In Europe, people are living longer and in better health than ever before (Jagger et al, 2011). The rise of multigeneration societies has created the potential for unprecedented forms of exclusion and discrimination that are intertwined with age, giving rise to new images of ageing and old age and to different attitudes towards old age among older and younger persons.Yet it would be unwise to conceive of ageing per se as a cause of exclusion. In fact, the problem of social exclusion based on age may take different forms in different countries, reflecting their diverse age profiles and expectations as well as differing cultural orientations to age.The very complexity of these differences calls for a reconsideration of the application of distributive justice and highlights the need for a human rights-based approach that includes the old and very old. In this chapter, we argue that the promotion of social inclusion – with a sustainable governance system – through the allocation of equal rights to people of all ages represents an important element of a ‘society for all ages’ (UNECE, 2008).
The European Commission (2000) regards ‘discrimination’ as being the application of different treatment in a negative and unfavourable way, on the basis of race or origin, ethnicity, religion or convictions, handicap, age, or sexual orientation. In addressing the theme of social exclusion based on age discrimination in Europe, this chapter begins with a review of core processes of discrimination and exclusion based on old age, such as ageism, stigmatisation and stereotyping.Where appropriate,recent European data are presented to illuminate these processes.The chapter then evaluates a range of existing policy responses to age discrimination and exclusion in the form of legislative instruments available in European nations.

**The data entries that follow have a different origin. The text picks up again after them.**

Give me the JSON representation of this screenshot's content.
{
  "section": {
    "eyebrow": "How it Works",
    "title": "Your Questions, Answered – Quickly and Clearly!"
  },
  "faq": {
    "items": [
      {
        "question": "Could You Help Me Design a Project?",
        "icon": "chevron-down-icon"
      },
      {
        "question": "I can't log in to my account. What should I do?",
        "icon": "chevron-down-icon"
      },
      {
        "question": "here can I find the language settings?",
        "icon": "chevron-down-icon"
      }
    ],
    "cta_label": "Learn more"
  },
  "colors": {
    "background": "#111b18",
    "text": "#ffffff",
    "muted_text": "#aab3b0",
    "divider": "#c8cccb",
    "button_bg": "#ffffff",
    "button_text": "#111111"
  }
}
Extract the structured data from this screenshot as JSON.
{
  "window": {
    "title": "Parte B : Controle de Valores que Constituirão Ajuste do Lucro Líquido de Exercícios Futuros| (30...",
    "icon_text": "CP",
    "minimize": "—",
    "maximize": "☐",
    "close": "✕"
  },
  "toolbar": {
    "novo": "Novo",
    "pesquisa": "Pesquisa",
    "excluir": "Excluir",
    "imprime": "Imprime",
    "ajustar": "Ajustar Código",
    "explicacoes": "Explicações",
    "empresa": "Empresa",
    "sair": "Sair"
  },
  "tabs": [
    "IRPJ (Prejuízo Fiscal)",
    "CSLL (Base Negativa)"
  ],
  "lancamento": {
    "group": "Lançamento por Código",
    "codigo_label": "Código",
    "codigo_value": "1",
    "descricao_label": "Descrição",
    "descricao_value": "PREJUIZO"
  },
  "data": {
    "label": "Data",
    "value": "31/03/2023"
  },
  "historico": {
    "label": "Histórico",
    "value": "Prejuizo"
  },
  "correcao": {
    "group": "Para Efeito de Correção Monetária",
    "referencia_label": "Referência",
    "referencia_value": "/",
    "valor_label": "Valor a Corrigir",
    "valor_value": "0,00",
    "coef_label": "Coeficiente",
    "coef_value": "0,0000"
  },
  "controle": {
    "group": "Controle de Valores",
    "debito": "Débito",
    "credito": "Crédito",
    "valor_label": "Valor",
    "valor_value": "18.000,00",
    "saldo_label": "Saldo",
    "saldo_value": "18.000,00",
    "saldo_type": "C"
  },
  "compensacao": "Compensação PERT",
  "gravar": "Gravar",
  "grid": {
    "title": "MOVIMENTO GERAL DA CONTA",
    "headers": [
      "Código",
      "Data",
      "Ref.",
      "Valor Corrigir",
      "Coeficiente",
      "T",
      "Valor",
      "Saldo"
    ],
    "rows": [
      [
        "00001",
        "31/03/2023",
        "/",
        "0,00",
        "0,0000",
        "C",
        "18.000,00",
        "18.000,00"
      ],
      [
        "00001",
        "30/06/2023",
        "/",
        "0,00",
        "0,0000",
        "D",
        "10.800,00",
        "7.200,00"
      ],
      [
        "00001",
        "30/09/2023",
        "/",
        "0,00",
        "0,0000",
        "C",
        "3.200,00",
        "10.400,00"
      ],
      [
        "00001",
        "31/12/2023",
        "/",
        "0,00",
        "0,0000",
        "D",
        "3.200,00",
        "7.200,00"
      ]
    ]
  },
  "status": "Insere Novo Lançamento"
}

Extending the lens beyond Europe, the focus then moves towards a variety of mechanisms and programmes initiated by the United Nations (UN) in the field of older persons’ human rights.